### Directions for this task
The answer must be an exact copy of every entry, with no pictures in it.

### Data under study
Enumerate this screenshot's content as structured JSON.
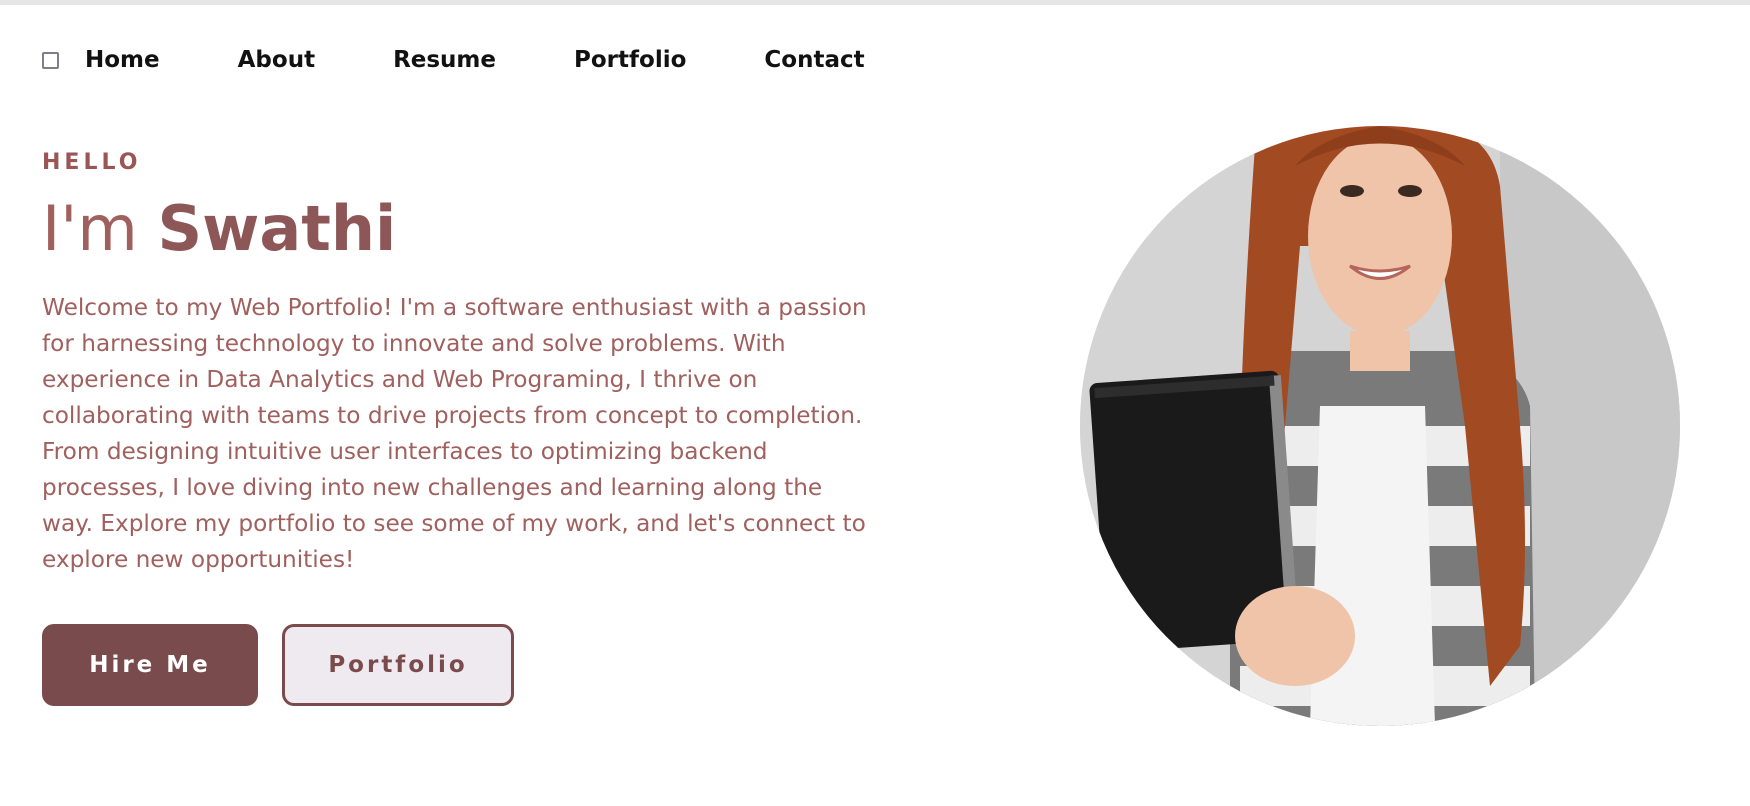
{
  "nav": {
    "menu_toggle_icon": "checkbox-square-icon",
    "items": [
      {
        "label": "Home"
      },
      {
        "label": "About"
      },
      {
        "label": "Resume"
      },
      {
        "label": "Portfolio"
      },
      {
        "label": "Contact"
      }
    ]
  },
  "hero": {
    "greeting": "HELLO",
    "headline_prefix": "I'm ",
    "name": "Swathi",
    "intro": "Welcome to my Web Portfolio! I'm a software enthusiast with a passion for harnessing technology to innovate and solve problems. With experience in Data Analytics and Web Programing, I thrive on collaborating with teams to drive projects from concept to completion. From designing intuitive user interfaces to optimizing backend processes, I love diving into new challenges and learning along the way. Explore my portfolio to see some of my work, and let's connect to explore new opportunities!",
    "buttons": {
      "hire": "Hire Me",
      "portfolio": "Portfolio"
    }
  },
  "colors": {
    "accent": "#7a4b4d",
    "text_accent": "#a0605e",
    "nav_text": "#111111",
    "background": "#ffffff"
  }
}
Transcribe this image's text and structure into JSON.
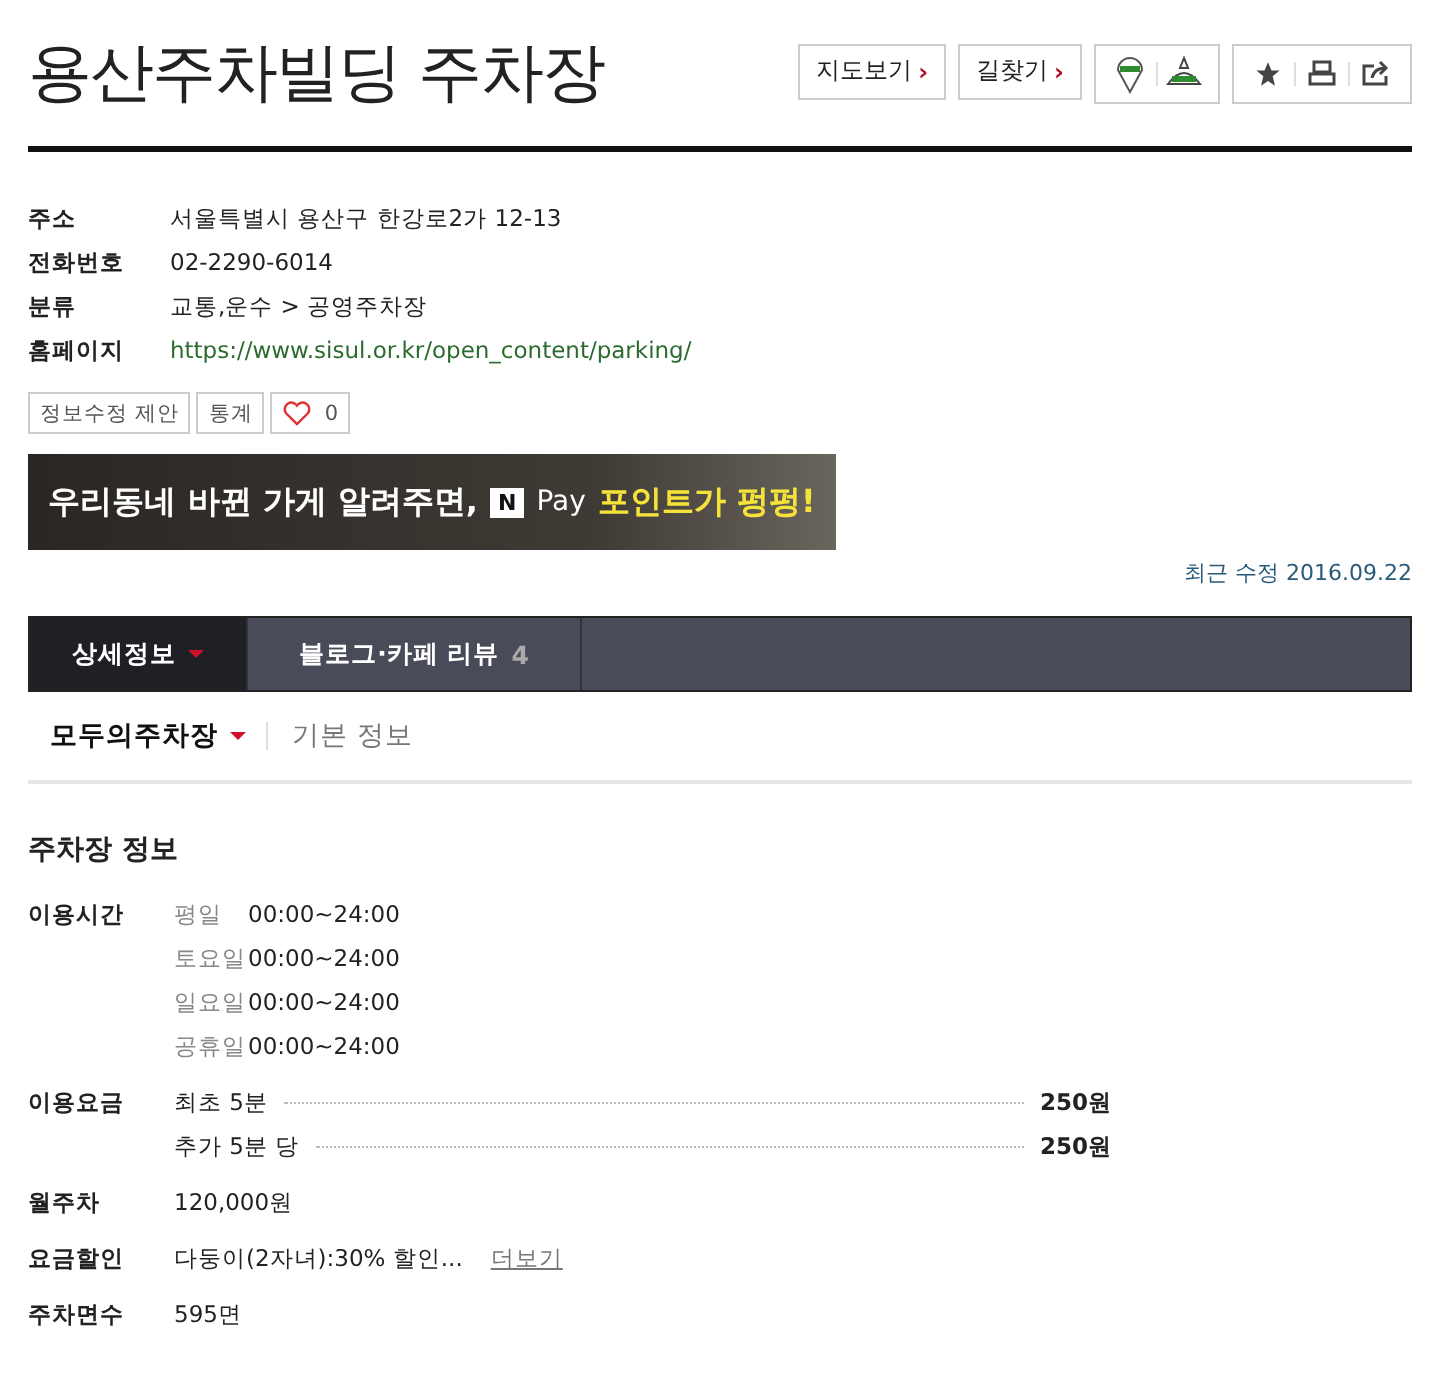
{
  "title": "용산주차빌딩 주차장",
  "header_buttons": [
    {
      "label": "지도보기",
      "caret": "›"
    },
    {
      "label": "길찾기",
      "caret": "›"
    }
  ],
  "info": [
    {
      "label": "주소",
      "value": "서울특별시 용산구 한강로2가 12-13",
      "kind": "text"
    },
    {
      "label": "전화번호",
      "value": "02-2290-6014",
      "kind": "text"
    },
    {
      "label": "분류",
      "value": "교통,운수 > 공영주차장",
      "kind": "text"
    },
    {
      "label": "홈페이지",
      "value": "https://www.sisul.or.kr/open_content/parking/",
      "kind": "link"
    }
  ],
  "actions": [
    "정보수정 제안",
    "통계"
  ],
  "likes": "0",
  "banner": {
    "text": "우리동네 바뀐 가게 알려주면,",
    "badge": "N",
    "pay": "Pay",
    "highlight": "포인트가 펑펑!"
  },
  "updated": "최근 수정 2016.09.22",
  "tabs": [
    {
      "label": "상세정보",
      "selected": true
    },
    {
      "label": "블로그·카페 리뷰",
      "count": "4",
      "selected": false
    }
  ],
  "subtabs": [
    {
      "label": "모두의주차장",
      "selected": true
    },
    {
      "label": "기본 정보",
      "selected": false
    }
  ],
  "section_title": "주차장 정보",
  "hours": {
    "label": "이용시간",
    "rows": [
      {
        "day": "평일",
        "time": "00:00~24:00"
      },
      {
        "day": "토요일",
        "time": "00:00~24:00"
      },
      {
        "day": "일요일",
        "time": "00:00~24:00"
      },
      {
        "day": "공휴일",
        "time": "00:00~24:00"
      }
    ]
  },
  "fees": {
    "label": "이용요금",
    "rows": [
      {
        "name": "최초 5분",
        "price": "250원"
      },
      {
        "name": "추가 5분 당",
        "price": "250원"
      }
    ]
  },
  "monthly": {
    "label": "월주차",
    "value": "120,000원"
  },
  "discount": {
    "label": "요금할인",
    "value": "다둥이(2자녀):30% 할인...",
    "more": "더보기"
  },
  "spaces": {
    "label": "주차면수",
    "value": "595면"
  }
}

### Your solution
Enumerate this screenshot's content as structured JSON.
{
  "nav": {
    "menu_toggle_icon": "checkbox-square-icon",
    "items": [
      {
        "label": "Home"
      },
      {
        "label": "About"
      },
      {
        "label": "Resume"
      },
      {
        "label": "Portfolio"
      },
      {
        "label": "Contact"
      }
    ]
  },
  "hero": {
    "greeting": "HELLO",
    "headline_prefix": "I'm ",
    "name": "Swathi",
    "intro": "Welcome to my Web Portfolio! I'm a software enthusiast with a passion for harnessing technology to innovate and solve problems. With experience in Data Analytics and Web Programing, I thrive on collaborating with teams to drive projects from concept to completion. From designing intuitive user interfaces to optimizing backend processes, I love diving into new challenges and learning along the way. Explore my portfolio to see some of my work, and let's connect to explore new opportunities!",
    "buttons": {
      "hire": "Hire Me",
      "portfolio": "Portfolio"
    }
  },
  "colors": {
    "accent": "#7a4b4d",
    "text_accent": "#a0605e",
    "nav_text": "#111111",
    "background": "#ffffff"
  }
}
Transcribe this image's text and structure into JSON.
{
  "title": "용산주차빌딩 주차장",
  "header_buttons": [
    {
      "label": "지도보기",
      "caret": "›"
    },
    {
      "label": "길찾기",
      "caret": "›"
    }
  ],
  "info": [
    {
      "label": "주소",
      "value": "서울특별시 용산구 한강로2가 12-13",
      "kind": "text"
    },
    {
      "label": "전화번호",
      "value": "02-2290-6014",
      "kind": "text"
    },
    {
      "label": "분류",
      "value": "교통,운수 > 공영주차장",
      "kind": "text"
    },
    {
      "label": "홈페이지",
      "value": "https://www.sisul.or.kr/open_content/parking/",
      "kind": "link"
    }
  ],
  "actions": [
    "정보수정 제안",
    "통계"
  ],
  "likes": "0",
  "banner": {
    "text": "우리동네 바뀐 가게 알려주면,",
    "badge": "N",
    "pay": "Pay",
    "highlight": "포인트가 펑펑!"
  },
  "updated": "최근 수정 2016.09.22",
  "tabs": [
    {
      "label": "상세정보",
      "selected": true
    },
    {
      "label": "블로그·카페 리뷰",
      "count": "4",
      "selected": false
    }
  ],
  "subtabs": [
    {
      "label": "모두의주차장",
      "selected": true
    },
    {
      "label": "기본 정보",
      "selected": false
    }
  ],
  "section_title": "주차장 정보",
  "hours": {
    "label": "이용시간",
    "rows": [
      {
        "day": "평일",
        "time": "00:00~24:00"
      },
      {
        "day": "토요일",
        "time": "00:00~24:00"
      },
      {
        "day": "일요일",
        "time": "00:00~24:00"
      },
      {
        "day": "공휴일",
        "time": "00:00~24:00"
      }
    ]
  },
  "fees": {
    "label": "이용요금",
    "rows": [
      {
        "name": "최초 5분",
        "price": "250원"
      },
      {
        "name": "추가 5분 당",
        "price": "250원"
      }
    ]
  },
  "monthly": {
    "label": "월주차",
    "value": "120,000원"
  },
  "discount": {
    "label": "요금할인",
    "value": "다둥이(2자녀):30% 할인...",
    "more": "더보기"
  },
  "spaces": {
    "label": "주차면수",
    "value": "595면"
  }
}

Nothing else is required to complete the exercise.